ACTION ITEM: In the listing that follows, count the lines that include "description", and answer with the total alone.

SUPPLIED RECORDS:

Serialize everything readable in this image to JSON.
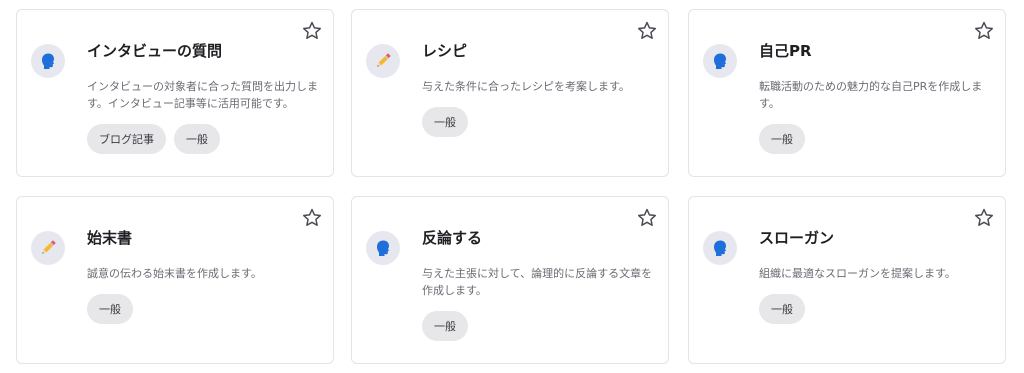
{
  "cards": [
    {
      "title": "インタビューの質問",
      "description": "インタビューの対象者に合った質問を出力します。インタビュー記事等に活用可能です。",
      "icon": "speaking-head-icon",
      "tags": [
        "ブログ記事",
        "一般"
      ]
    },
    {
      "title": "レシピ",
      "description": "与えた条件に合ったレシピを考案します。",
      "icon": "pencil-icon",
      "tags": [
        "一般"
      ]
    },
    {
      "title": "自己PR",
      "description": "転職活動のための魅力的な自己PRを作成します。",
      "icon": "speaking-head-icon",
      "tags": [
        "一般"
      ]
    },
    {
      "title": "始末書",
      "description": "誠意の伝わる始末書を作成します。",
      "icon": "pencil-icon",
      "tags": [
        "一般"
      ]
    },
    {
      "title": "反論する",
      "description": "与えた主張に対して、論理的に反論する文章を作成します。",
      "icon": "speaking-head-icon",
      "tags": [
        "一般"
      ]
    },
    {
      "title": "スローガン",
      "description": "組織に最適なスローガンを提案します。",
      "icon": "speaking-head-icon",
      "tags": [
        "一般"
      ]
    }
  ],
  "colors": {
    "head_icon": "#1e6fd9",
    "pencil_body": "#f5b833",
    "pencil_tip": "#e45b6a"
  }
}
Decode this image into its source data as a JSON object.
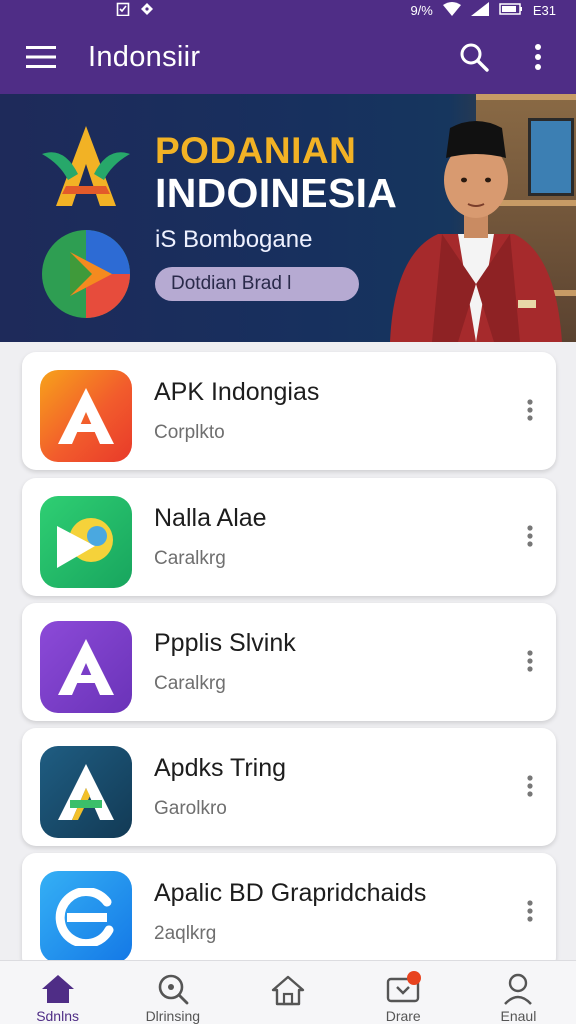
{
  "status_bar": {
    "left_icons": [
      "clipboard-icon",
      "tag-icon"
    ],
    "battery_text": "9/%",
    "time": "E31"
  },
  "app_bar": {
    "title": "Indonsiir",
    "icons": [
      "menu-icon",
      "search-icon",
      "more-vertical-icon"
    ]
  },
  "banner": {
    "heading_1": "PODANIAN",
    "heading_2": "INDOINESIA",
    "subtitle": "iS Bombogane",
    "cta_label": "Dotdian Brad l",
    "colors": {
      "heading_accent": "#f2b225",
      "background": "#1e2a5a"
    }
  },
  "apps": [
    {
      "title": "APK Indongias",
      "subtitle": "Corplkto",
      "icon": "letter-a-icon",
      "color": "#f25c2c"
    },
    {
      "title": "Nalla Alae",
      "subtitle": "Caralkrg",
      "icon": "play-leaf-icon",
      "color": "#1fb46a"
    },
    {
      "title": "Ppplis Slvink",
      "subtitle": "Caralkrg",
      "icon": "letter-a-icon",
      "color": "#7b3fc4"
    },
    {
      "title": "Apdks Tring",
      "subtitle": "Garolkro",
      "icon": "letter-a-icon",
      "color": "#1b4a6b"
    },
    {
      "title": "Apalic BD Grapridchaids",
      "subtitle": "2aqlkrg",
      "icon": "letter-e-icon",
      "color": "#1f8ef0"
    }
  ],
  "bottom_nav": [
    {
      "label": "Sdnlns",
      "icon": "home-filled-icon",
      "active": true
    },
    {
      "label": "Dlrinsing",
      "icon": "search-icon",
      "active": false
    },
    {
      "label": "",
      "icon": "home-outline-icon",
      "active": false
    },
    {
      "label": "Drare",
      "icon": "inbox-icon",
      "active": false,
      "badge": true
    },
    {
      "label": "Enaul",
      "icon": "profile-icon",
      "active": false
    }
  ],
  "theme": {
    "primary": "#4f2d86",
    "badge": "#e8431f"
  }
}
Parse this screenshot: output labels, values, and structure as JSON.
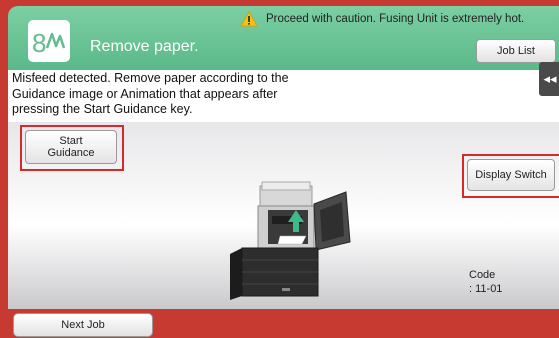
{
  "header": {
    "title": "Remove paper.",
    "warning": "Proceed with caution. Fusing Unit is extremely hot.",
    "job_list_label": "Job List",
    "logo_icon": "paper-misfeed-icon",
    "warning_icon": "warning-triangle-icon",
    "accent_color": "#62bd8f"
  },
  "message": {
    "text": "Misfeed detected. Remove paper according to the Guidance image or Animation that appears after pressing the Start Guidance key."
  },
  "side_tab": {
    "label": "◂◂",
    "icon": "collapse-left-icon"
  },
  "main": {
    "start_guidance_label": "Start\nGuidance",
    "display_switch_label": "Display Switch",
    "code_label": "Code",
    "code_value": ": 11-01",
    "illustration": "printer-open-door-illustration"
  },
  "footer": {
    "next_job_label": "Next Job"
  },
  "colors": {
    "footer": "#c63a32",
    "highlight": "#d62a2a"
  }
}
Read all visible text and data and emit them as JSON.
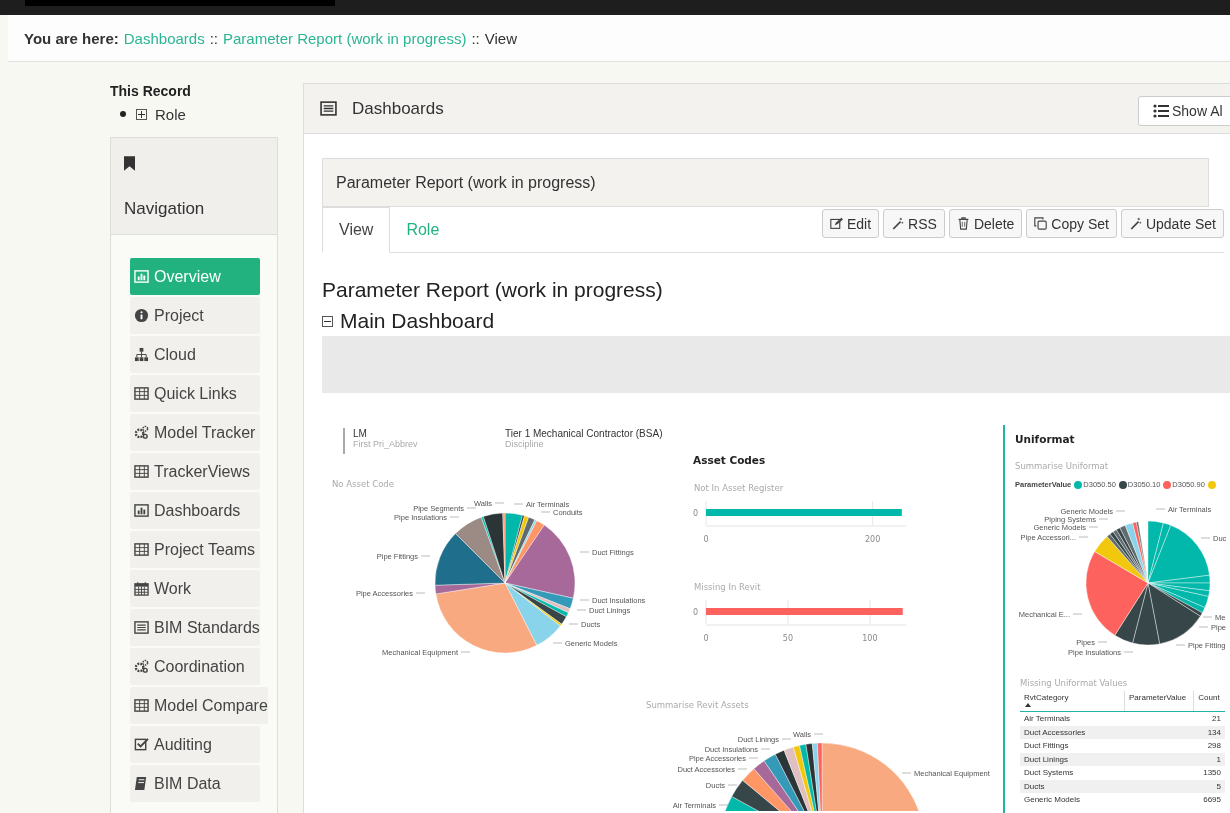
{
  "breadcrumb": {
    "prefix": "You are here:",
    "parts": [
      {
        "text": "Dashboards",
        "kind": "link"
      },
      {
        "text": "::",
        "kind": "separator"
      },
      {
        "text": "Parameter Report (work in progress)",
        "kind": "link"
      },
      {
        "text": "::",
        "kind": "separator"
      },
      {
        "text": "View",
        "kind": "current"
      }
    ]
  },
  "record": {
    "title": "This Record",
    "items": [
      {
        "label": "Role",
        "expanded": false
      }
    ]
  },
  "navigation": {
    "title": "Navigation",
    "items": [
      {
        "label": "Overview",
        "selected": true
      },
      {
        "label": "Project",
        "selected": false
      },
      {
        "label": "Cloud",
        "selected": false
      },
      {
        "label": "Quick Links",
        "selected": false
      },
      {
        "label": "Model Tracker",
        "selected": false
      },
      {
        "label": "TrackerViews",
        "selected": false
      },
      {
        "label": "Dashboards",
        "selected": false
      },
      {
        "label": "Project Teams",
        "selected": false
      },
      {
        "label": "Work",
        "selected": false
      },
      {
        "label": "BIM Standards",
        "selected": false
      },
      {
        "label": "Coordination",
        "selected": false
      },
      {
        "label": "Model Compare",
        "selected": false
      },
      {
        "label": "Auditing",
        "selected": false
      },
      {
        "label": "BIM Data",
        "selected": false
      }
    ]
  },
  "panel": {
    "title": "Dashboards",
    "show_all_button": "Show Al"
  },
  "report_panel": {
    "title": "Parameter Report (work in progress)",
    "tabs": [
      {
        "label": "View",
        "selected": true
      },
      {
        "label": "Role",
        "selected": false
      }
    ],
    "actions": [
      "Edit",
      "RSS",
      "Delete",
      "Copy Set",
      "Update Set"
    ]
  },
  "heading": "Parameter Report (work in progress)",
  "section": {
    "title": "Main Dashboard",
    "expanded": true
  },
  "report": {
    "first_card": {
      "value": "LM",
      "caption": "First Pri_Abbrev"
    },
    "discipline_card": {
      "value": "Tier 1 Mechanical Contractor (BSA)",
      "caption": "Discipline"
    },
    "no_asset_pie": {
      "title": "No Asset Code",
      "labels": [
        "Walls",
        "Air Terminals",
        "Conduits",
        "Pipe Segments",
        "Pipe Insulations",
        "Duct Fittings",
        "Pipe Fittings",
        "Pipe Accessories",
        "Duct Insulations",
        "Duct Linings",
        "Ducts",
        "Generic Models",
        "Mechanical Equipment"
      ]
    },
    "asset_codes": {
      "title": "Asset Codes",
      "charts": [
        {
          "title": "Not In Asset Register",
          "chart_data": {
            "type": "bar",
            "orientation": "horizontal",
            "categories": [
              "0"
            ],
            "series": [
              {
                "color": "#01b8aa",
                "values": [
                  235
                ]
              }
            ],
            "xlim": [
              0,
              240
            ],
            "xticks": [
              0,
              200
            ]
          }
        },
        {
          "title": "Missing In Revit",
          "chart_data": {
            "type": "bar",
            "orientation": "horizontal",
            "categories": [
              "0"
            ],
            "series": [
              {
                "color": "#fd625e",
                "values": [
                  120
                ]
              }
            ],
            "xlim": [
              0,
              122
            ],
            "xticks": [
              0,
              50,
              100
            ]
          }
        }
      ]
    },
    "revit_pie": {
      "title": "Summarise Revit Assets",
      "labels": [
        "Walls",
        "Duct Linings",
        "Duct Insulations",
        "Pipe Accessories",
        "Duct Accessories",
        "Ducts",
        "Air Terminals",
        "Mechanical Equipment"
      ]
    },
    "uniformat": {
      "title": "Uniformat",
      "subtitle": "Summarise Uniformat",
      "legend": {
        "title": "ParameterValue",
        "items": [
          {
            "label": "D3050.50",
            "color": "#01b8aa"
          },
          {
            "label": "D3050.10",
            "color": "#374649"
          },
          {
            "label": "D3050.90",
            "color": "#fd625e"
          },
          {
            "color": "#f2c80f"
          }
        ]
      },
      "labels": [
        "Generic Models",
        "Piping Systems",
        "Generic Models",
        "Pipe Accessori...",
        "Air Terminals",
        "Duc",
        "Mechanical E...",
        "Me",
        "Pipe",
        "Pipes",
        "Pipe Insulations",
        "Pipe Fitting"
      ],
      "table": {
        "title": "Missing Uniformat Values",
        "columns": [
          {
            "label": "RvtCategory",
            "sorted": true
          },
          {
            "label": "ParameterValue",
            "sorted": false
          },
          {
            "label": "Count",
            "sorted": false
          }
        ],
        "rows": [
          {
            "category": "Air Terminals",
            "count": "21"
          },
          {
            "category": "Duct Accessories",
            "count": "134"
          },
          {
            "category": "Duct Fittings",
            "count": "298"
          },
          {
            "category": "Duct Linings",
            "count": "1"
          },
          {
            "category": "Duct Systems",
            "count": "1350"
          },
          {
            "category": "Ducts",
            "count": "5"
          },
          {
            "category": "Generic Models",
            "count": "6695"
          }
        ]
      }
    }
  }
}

ANSWER TO THE EXERCISE: 6